Data to examine START

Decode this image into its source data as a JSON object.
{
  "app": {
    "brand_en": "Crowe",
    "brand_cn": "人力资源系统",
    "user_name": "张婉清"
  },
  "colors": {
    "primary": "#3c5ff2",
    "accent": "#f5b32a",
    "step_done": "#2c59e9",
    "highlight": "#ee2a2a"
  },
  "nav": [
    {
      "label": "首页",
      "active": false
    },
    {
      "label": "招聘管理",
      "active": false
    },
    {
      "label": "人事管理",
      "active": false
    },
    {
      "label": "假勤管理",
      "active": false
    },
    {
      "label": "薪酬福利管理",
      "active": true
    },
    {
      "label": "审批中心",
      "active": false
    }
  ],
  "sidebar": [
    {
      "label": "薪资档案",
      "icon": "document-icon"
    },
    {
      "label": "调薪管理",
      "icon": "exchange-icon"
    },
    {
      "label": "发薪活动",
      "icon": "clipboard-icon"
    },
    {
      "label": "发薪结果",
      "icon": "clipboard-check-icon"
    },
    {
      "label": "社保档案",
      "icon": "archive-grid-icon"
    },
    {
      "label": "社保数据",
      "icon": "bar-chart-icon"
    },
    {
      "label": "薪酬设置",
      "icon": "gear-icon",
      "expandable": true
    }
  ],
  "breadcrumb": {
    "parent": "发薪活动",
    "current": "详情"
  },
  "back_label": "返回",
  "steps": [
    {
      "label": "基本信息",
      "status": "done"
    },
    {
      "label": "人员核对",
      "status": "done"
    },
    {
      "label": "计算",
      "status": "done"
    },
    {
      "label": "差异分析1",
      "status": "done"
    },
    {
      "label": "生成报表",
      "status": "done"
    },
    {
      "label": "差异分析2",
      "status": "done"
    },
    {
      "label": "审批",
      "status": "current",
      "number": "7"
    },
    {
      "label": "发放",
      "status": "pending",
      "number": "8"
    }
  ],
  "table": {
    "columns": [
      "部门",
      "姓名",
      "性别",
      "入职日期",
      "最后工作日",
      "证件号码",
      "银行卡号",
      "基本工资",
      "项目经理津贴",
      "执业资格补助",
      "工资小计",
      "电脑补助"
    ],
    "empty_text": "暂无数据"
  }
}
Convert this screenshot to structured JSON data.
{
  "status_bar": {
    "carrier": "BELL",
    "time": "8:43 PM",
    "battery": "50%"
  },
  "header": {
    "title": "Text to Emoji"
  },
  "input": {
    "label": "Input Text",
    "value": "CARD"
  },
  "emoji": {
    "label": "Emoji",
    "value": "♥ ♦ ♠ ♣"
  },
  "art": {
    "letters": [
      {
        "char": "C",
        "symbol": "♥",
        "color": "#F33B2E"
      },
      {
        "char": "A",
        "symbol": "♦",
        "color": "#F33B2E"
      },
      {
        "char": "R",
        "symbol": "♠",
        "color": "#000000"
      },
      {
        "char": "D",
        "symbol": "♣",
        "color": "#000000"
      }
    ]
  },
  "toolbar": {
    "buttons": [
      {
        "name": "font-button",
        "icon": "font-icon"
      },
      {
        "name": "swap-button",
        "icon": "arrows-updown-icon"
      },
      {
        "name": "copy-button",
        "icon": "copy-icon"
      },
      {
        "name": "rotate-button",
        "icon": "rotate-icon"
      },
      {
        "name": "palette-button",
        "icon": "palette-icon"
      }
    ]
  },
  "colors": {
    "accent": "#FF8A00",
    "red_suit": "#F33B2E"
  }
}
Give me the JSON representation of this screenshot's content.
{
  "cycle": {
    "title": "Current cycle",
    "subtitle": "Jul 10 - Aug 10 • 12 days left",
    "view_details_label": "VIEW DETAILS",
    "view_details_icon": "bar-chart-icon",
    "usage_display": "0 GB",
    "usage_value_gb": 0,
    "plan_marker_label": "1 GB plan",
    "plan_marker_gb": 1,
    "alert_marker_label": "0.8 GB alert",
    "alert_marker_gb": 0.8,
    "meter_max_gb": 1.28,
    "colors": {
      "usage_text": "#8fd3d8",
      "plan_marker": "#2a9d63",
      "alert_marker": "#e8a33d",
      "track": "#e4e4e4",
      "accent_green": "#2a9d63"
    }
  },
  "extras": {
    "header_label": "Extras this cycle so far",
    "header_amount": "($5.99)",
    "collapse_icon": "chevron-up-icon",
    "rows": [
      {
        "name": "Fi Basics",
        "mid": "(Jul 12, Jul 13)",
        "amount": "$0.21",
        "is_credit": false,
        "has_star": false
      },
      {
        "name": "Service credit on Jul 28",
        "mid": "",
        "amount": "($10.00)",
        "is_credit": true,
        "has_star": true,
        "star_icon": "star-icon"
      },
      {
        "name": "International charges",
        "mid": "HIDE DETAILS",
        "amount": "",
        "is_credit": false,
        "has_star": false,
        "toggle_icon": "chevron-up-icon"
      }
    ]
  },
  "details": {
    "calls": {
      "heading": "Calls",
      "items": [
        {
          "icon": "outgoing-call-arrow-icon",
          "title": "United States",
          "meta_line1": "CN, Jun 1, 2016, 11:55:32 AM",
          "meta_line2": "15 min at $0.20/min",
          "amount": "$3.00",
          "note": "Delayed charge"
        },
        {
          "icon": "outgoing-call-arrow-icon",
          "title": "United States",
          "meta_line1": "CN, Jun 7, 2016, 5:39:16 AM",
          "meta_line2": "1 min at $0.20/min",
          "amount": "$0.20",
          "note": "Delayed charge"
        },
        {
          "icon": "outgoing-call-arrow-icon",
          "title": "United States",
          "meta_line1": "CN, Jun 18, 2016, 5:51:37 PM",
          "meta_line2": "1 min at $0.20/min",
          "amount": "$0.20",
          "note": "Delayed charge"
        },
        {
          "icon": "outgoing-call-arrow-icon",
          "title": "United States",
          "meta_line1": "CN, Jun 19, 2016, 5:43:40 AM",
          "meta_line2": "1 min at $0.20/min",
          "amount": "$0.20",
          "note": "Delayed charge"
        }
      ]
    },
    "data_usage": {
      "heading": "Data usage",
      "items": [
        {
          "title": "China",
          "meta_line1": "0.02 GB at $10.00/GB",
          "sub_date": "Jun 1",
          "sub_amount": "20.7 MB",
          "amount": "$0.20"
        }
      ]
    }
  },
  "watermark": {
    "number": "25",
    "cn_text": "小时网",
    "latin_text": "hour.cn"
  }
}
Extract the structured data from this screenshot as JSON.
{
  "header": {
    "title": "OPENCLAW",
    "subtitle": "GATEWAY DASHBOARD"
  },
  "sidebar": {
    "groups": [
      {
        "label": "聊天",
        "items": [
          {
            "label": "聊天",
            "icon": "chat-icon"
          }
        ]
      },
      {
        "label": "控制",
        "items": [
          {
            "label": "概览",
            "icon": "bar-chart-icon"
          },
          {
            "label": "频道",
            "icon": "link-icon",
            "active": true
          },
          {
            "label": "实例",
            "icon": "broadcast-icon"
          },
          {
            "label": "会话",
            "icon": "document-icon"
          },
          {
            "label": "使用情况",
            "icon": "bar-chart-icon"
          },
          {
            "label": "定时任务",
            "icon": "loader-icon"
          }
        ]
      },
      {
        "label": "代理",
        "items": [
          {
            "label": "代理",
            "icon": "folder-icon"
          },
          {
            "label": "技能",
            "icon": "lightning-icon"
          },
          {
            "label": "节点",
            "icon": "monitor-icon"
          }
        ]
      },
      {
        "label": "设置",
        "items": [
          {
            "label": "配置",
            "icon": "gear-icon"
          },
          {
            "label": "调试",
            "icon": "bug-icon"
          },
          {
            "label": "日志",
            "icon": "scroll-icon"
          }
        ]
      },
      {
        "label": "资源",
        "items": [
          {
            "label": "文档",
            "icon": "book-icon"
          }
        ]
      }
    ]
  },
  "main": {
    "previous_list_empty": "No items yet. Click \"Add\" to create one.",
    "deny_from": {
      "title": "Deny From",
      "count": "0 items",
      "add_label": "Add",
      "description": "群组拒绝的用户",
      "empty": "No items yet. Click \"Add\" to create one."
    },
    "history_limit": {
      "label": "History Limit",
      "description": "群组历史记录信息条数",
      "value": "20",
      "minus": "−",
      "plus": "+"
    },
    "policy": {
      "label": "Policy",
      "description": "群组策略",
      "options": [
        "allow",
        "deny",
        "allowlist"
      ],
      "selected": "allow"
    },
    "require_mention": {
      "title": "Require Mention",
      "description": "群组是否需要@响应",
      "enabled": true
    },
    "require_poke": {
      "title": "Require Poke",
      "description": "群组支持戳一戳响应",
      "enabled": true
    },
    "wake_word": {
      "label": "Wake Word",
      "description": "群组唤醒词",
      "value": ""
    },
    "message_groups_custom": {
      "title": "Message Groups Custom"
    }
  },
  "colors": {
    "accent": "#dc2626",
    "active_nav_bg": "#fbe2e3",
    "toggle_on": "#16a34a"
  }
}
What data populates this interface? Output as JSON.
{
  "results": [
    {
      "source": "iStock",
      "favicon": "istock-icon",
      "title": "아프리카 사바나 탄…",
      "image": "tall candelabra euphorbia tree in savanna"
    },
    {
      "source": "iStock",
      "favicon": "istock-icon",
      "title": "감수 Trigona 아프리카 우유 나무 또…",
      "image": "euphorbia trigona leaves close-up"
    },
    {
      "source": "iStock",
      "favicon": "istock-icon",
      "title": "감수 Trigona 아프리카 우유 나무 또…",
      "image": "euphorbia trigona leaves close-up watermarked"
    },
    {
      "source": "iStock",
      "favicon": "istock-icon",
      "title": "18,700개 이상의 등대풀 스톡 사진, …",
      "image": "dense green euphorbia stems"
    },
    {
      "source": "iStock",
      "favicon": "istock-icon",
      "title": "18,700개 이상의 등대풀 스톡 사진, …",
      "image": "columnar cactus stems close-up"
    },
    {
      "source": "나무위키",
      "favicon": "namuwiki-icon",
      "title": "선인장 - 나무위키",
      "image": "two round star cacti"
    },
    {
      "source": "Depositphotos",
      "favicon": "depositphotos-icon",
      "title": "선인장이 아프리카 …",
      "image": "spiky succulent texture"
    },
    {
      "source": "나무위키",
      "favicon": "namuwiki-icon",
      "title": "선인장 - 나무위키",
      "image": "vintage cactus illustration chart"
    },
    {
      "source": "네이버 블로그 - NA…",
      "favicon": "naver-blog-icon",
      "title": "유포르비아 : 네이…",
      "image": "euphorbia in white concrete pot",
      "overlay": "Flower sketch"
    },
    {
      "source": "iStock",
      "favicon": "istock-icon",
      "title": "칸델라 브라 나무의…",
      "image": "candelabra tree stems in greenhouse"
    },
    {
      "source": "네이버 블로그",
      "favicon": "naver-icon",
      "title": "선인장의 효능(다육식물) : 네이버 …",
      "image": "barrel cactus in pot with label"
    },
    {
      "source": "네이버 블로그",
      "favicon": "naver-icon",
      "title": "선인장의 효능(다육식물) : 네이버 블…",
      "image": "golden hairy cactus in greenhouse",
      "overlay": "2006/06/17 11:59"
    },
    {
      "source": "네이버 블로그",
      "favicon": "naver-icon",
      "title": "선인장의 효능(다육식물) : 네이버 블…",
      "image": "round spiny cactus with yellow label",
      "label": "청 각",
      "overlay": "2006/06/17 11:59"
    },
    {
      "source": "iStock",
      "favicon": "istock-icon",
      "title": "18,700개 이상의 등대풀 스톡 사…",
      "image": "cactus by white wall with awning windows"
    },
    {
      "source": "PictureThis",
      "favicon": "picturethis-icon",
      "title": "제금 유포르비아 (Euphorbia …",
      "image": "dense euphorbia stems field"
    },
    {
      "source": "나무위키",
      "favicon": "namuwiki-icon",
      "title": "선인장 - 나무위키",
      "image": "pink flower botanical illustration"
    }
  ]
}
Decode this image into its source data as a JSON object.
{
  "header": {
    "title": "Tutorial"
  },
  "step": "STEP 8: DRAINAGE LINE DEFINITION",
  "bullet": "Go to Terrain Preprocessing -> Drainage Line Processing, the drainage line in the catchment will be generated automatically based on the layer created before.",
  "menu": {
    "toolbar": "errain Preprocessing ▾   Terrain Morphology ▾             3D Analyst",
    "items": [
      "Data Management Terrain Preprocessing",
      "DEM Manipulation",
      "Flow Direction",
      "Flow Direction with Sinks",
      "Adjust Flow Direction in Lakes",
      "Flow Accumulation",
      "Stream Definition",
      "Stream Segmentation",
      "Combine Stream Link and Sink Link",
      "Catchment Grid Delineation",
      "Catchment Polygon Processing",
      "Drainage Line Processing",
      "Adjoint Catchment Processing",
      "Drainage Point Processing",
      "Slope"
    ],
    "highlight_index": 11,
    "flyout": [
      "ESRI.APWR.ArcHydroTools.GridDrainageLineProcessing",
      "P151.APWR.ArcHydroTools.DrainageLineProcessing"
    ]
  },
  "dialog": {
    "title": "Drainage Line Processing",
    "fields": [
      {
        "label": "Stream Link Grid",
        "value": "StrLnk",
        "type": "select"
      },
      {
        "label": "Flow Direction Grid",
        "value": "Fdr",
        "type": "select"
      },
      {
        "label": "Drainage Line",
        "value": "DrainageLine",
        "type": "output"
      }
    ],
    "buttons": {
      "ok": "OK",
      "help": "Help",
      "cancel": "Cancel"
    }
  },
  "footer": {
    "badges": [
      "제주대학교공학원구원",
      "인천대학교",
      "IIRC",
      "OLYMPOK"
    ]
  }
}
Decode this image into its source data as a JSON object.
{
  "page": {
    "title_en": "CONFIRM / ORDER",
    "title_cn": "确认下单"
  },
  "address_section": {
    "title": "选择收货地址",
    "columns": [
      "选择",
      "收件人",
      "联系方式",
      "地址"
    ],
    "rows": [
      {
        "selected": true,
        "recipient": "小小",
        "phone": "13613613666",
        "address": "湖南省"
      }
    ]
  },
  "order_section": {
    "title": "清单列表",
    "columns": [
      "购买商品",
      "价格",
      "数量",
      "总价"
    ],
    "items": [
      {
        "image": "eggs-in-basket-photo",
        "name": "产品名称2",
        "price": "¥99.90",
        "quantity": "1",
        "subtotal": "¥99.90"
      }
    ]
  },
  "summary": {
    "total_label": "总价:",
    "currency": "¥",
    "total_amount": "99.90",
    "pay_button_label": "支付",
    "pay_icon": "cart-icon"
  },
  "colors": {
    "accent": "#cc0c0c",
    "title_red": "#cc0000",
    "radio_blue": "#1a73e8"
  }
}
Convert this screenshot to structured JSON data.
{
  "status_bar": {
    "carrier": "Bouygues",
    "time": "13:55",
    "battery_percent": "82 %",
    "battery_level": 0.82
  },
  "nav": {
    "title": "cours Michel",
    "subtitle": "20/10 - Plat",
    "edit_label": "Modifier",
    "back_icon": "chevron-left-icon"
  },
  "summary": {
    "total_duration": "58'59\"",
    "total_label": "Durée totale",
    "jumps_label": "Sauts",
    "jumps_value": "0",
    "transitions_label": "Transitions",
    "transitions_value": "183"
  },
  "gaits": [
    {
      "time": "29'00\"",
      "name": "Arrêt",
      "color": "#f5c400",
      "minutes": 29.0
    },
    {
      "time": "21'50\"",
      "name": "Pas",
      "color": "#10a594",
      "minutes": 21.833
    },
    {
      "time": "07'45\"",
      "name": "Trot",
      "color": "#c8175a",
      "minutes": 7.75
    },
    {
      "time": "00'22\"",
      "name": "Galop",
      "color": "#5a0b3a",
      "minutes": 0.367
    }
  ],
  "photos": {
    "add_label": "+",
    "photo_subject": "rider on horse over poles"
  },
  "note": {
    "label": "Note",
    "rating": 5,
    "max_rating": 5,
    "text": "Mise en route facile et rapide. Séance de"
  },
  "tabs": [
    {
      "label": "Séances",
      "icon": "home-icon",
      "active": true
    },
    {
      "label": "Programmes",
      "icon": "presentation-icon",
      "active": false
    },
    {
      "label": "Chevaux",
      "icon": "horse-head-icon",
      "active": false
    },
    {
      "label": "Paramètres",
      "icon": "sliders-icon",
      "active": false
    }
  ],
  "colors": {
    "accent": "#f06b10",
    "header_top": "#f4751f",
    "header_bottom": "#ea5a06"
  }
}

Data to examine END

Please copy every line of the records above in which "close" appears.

      "image": "euphorbia trigona leaves close-up"
      "image": "euphorbia trigona leaves close-up watermarked"
      "image": "columnar cactus stems close-up"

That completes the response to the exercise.